:: What needs to be done ::
Give the entries again exactly. Skip the pictures.

:: Extracted material ::
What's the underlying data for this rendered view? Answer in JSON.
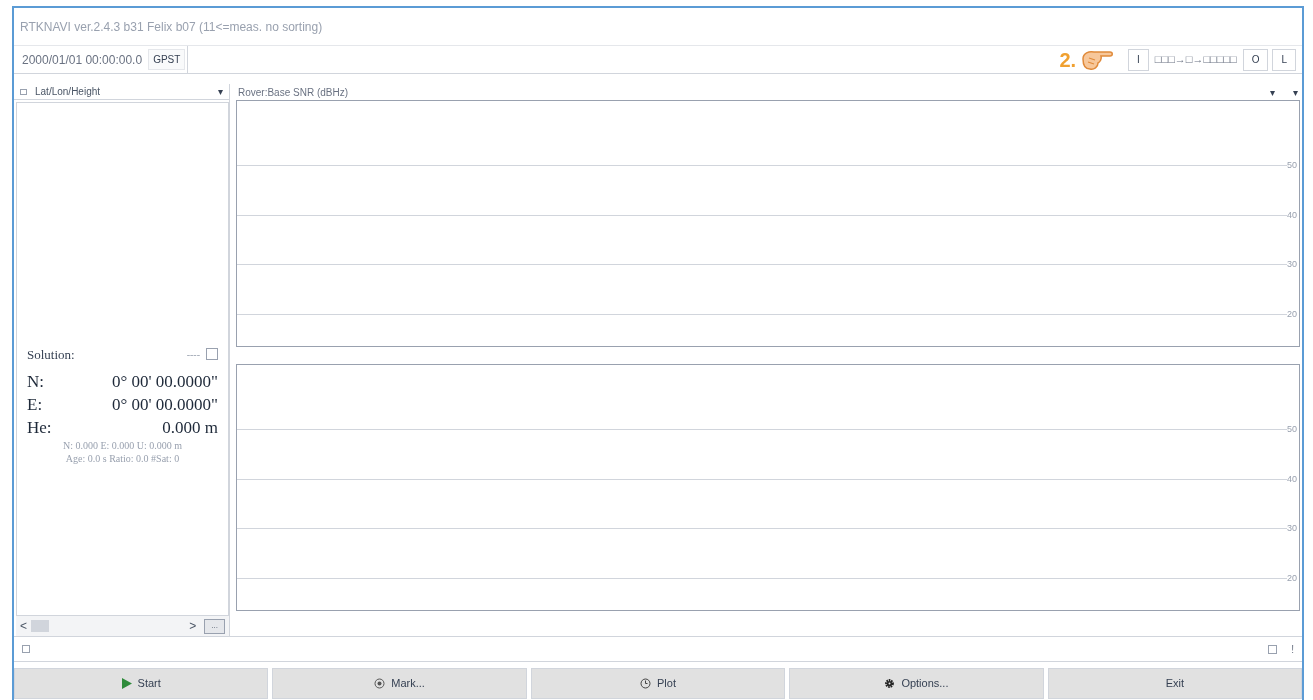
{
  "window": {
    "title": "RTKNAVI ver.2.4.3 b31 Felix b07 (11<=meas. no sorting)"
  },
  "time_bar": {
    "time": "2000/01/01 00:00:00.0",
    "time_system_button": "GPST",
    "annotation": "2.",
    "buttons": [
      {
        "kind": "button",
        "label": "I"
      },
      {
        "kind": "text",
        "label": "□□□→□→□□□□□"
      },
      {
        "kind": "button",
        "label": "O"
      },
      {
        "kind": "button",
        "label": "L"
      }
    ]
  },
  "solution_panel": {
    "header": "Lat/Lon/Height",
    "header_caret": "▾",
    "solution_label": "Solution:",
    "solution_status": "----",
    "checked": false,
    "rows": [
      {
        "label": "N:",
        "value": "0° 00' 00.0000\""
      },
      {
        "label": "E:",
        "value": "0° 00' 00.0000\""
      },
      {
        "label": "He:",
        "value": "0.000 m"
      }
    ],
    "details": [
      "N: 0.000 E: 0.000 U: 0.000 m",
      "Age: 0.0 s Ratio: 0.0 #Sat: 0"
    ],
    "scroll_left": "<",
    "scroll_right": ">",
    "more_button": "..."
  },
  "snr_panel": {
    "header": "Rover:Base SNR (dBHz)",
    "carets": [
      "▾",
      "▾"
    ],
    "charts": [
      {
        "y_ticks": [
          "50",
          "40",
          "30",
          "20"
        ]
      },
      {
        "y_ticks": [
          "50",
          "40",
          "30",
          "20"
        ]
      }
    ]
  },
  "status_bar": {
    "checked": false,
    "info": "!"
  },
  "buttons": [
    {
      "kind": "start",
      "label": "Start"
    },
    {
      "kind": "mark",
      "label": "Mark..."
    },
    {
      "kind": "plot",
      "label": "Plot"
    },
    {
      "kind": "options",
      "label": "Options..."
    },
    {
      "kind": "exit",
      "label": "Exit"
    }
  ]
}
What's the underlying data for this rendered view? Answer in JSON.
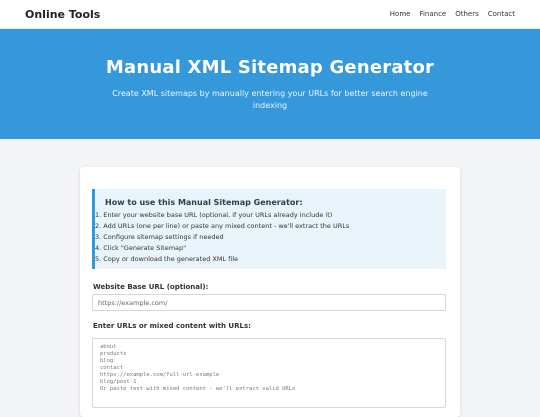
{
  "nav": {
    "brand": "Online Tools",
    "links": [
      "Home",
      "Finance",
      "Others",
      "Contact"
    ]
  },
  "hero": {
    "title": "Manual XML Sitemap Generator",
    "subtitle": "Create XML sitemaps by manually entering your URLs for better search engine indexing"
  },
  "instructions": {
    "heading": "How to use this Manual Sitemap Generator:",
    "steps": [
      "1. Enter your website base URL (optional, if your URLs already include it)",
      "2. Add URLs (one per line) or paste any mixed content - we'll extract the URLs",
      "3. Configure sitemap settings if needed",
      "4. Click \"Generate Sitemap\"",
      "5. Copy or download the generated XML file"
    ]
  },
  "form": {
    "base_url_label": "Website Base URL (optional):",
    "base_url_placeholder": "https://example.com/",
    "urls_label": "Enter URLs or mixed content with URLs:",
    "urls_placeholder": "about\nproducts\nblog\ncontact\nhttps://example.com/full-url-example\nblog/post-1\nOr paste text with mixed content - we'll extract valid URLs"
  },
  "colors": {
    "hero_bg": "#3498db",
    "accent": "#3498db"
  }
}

:: Solution to the exercise ::
What's the underlying data for this rendered view? Answer in JSON.
{
  "window": {
    "title": "RTKNAVI ver.2.4.3 b31 Felix b07 (11<=meas. no sorting)"
  },
  "time_bar": {
    "time": "2000/01/01 00:00:00.0",
    "time_system_button": "GPST",
    "annotation": "2.",
    "buttons": [
      {
        "kind": "button",
        "label": "I"
      },
      {
        "kind": "text",
        "label": "□□□→□→□□□□□"
      },
      {
        "kind": "button",
        "label": "O"
      },
      {
        "kind": "button",
        "label": "L"
      }
    ]
  },
  "solution_panel": {
    "header": "Lat/Lon/Height",
    "header_caret": "▾",
    "solution_label": "Solution:",
    "solution_status": "----",
    "checked": false,
    "rows": [
      {
        "label": "N:",
        "value": "0° 00' 00.0000\""
      },
      {
        "label": "E:",
        "value": "0° 00' 00.0000\""
      },
      {
        "label": "He:",
        "value": "0.000 m"
      }
    ],
    "details": [
      "N: 0.000 E: 0.000 U: 0.000 m",
      "Age: 0.0 s Ratio: 0.0 #Sat: 0"
    ],
    "scroll_left": "<",
    "scroll_right": ">",
    "more_button": "..."
  },
  "snr_panel": {
    "header": "Rover:Base SNR (dBHz)",
    "carets": [
      "▾",
      "▾"
    ],
    "charts": [
      {
        "y_ticks": [
          "50",
          "40",
          "30",
          "20"
        ]
      },
      {
        "y_ticks": [
          "50",
          "40",
          "30",
          "20"
        ]
      }
    ]
  },
  "status_bar": {
    "checked": false,
    "info": "!"
  },
  "buttons": [
    {
      "kind": "start",
      "label": "Start"
    },
    {
      "kind": "mark",
      "label": "Mark..."
    },
    {
      "kind": "plot",
      "label": "Plot"
    },
    {
      "kind": "options",
      "label": "Options..."
    },
    {
      "kind": "exit",
      "label": "Exit"
    }
  ]
}
What's the underlying data for this rendered view? Answer in JSON.
{
  "nav": {
    "brand": "Online Tools",
    "links": [
      "Home",
      "Finance",
      "Others",
      "Contact"
    ]
  },
  "hero": {
    "title": "Manual XML Sitemap Generator",
    "subtitle": "Create XML sitemaps by manually entering your URLs for better search engine indexing"
  },
  "instructions": {
    "heading": "How to use this Manual Sitemap Generator:",
    "steps": [
      "1. Enter your website base URL (optional, if your URLs already include it)",
      "2. Add URLs (one per line) or paste any mixed content - we'll extract the URLs",
      "3. Configure sitemap settings if needed",
      "4. Click \"Generate Sitemap\"",
      "5. Copy or download the generated XML file"
    ]
  },
  "form": {
    "base_url_label": "Website Base URL (optional):",
    "base_url_placeholder": "https://example.com/",
    "urls_label": "Enter URLs or mixed content with URLs:",
    "urls_placeholder": "about\nproducts\nblog\ncontact\nhttps://example.com/full-url-example\nblog/post-1\nOr paste text with mixed content - we'll extract valid URLs"
  },
  "colors": {
    "hero_bg": "#3498db",
    "accent": "#3498db"
  }
}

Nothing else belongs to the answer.